> _MATERIAL PROVIDED_
+++

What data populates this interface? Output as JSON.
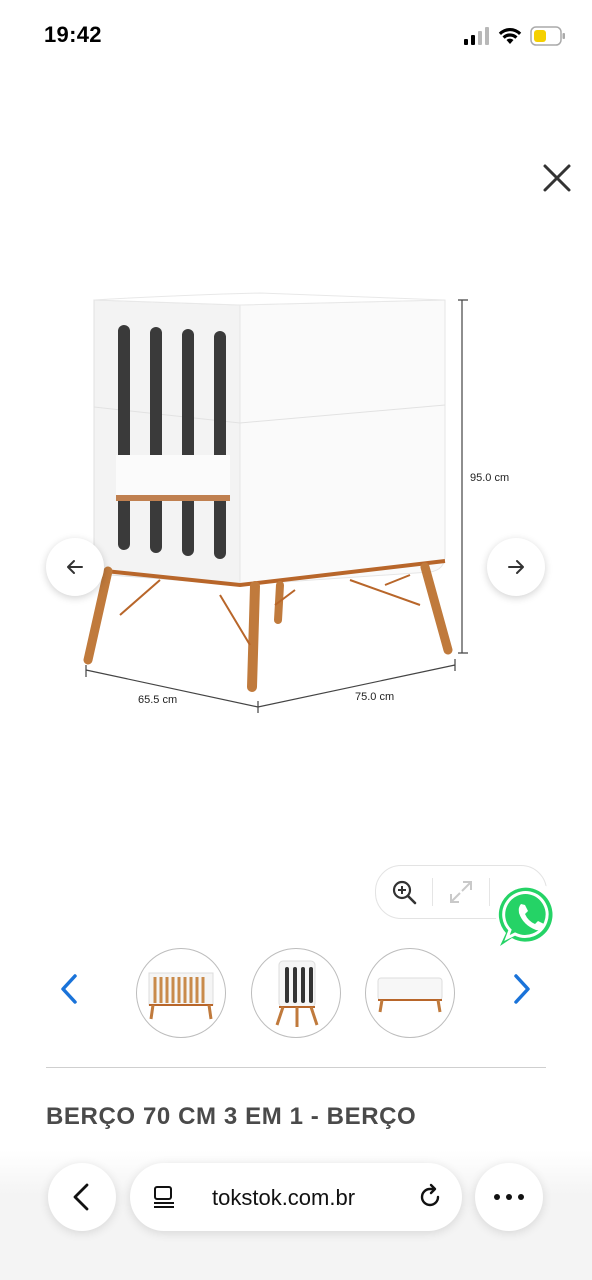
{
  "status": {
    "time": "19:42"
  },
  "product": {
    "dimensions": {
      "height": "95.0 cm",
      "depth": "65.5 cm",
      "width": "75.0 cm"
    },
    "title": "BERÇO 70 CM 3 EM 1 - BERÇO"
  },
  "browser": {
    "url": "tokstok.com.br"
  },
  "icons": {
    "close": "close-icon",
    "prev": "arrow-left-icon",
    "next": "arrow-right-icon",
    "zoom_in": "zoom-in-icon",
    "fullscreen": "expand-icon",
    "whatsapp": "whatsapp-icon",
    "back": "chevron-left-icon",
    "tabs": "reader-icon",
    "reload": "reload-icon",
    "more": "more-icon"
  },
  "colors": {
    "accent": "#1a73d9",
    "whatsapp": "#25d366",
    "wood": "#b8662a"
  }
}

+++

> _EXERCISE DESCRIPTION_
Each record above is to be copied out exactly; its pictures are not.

> _SOLUTION TO THE EXERCISE_
What data populates this interface? Output as JSON.
{
  "status": {
    "time": "19:42"
  },
  "product": {
    "dimensions": {
      "height": "95.0 cm",
      "depth": "65.5 cm",
      "width": "75.0 cm"
    },
    "title": "BERÇO 70 CM 3 EM 1 - BERÇO"
  },
  "browser": {
    "url": "tokstok.com.br"
  },
  "icons": {
    "close": "close-icon",
    "prev": "arrow-left-icon",
    "next": "arrow-right-icon",
    "zoom_in": "zoom-in-icon",
    "fullscreen": "expand-icon",
    "whatsapp": "whatsapp-icon",
    "back": "chevron-left-icon",
    "tabs": "reader-icon",
    "reload": "reload-icon",
    "more": "more-icon"
  },
  "colors": {
    "accent": "#1a73d9",
    "whatsapp": "#25d366",
    "wood": "#b8662a"
  }
}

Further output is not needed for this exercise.